DATA FOR THE TASK
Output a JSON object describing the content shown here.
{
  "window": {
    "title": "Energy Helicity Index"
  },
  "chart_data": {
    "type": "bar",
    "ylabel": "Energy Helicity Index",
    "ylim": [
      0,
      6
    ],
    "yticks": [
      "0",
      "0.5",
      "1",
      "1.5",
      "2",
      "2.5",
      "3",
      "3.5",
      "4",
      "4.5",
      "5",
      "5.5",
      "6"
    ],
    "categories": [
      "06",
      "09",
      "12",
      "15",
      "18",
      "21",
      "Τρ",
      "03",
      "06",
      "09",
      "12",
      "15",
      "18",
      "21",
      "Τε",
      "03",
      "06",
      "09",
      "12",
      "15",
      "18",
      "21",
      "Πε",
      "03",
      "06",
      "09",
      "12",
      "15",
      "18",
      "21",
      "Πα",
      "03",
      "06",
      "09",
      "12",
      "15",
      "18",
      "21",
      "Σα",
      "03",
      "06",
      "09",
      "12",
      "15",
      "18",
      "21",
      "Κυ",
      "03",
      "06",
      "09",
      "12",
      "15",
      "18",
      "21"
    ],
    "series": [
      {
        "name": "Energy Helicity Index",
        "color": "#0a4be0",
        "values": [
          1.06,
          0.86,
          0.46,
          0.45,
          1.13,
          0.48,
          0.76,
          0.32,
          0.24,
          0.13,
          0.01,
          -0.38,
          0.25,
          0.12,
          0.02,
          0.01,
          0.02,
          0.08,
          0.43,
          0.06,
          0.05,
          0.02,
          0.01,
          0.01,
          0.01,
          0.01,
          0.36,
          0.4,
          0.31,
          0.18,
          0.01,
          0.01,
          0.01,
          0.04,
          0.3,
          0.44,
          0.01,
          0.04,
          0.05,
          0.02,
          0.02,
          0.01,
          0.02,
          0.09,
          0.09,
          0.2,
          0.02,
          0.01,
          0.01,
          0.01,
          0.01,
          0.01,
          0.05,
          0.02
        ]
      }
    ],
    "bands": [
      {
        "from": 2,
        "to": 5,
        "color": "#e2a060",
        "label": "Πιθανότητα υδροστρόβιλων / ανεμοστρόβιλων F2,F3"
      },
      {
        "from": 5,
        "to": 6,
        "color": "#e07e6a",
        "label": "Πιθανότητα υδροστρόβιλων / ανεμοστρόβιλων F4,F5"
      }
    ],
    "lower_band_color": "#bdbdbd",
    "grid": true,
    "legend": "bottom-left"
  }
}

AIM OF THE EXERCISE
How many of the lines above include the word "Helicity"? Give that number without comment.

EXERCISE OUTPUT
3